** Opening Given information block **
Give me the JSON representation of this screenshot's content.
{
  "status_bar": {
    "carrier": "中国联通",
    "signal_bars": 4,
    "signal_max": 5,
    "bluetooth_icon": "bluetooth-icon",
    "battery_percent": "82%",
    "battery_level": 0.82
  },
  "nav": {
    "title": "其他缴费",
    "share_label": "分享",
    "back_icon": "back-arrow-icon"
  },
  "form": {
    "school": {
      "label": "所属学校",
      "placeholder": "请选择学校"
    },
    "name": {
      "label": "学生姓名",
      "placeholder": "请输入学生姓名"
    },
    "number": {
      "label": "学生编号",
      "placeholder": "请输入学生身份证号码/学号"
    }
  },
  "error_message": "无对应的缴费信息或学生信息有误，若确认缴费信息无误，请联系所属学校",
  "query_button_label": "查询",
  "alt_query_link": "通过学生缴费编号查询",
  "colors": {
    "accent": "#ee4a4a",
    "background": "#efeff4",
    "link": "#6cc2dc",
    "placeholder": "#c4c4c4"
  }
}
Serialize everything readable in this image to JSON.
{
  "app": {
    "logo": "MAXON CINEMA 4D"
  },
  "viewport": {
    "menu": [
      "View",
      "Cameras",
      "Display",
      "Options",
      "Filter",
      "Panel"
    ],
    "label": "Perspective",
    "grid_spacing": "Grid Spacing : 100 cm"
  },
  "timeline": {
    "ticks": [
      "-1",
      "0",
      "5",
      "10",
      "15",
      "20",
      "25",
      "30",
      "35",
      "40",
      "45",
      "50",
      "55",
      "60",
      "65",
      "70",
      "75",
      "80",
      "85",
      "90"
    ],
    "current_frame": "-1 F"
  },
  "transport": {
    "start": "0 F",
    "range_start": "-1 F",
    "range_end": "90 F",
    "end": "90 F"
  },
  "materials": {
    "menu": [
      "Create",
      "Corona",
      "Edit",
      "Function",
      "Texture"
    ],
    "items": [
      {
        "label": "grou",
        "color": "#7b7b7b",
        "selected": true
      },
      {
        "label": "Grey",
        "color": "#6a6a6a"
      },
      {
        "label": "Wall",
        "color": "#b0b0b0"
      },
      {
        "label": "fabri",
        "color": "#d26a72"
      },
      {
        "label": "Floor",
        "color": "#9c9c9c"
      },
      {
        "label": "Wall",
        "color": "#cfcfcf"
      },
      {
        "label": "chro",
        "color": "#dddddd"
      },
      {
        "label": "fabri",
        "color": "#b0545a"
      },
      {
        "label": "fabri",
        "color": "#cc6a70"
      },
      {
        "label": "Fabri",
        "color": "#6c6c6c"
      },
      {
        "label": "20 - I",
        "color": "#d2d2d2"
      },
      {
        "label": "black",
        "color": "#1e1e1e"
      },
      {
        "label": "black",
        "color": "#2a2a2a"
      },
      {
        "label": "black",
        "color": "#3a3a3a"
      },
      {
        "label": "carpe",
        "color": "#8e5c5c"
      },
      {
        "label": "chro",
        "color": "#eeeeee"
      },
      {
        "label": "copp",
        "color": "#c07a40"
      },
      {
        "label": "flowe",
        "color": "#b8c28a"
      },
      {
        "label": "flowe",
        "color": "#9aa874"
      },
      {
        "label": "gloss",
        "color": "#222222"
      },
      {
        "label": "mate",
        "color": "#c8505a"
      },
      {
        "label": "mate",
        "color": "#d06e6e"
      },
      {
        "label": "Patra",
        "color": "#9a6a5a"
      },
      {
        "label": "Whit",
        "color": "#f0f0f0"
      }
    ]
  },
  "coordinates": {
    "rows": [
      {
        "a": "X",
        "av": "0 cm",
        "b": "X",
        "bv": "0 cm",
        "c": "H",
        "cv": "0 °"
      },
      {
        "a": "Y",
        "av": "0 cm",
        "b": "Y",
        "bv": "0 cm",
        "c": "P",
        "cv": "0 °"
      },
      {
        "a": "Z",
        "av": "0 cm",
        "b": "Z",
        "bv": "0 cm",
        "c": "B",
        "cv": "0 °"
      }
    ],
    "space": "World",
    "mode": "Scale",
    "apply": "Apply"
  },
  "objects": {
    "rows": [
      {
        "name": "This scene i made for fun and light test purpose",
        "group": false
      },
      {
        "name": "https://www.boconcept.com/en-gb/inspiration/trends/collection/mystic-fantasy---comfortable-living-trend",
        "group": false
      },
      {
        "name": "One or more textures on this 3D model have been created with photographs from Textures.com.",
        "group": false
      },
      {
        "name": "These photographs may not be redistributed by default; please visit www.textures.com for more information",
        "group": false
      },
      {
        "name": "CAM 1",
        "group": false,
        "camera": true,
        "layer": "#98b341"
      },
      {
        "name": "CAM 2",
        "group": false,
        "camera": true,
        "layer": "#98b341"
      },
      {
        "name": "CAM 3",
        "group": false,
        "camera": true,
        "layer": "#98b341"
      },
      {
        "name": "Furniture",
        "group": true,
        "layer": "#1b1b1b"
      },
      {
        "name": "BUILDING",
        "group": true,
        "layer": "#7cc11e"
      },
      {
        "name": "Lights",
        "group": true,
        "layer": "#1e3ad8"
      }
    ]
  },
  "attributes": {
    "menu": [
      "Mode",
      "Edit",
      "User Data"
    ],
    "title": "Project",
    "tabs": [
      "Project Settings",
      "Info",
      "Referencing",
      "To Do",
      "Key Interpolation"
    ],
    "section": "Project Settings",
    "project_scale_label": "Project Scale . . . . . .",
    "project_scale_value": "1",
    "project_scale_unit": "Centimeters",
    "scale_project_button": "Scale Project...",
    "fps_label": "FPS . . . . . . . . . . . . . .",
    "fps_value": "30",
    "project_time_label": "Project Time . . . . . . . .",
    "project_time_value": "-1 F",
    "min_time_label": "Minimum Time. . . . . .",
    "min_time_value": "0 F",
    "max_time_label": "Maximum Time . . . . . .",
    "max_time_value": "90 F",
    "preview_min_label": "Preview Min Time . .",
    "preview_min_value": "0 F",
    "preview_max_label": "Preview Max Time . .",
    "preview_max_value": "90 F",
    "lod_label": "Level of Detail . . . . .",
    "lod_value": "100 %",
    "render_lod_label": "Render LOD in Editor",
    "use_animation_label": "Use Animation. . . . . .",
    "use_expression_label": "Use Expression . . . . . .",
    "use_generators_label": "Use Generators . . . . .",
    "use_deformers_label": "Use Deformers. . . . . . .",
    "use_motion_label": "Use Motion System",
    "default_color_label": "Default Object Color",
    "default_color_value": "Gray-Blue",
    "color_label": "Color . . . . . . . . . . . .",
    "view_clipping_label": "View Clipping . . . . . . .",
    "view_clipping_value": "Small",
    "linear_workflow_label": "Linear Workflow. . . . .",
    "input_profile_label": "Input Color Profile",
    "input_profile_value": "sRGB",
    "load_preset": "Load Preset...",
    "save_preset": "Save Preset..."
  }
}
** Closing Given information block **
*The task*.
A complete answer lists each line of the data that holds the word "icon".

*Solution for this problem*.
    "bluetooth_icon": "bluetooth-icon",
    "back_icon": "back-arrow-icon"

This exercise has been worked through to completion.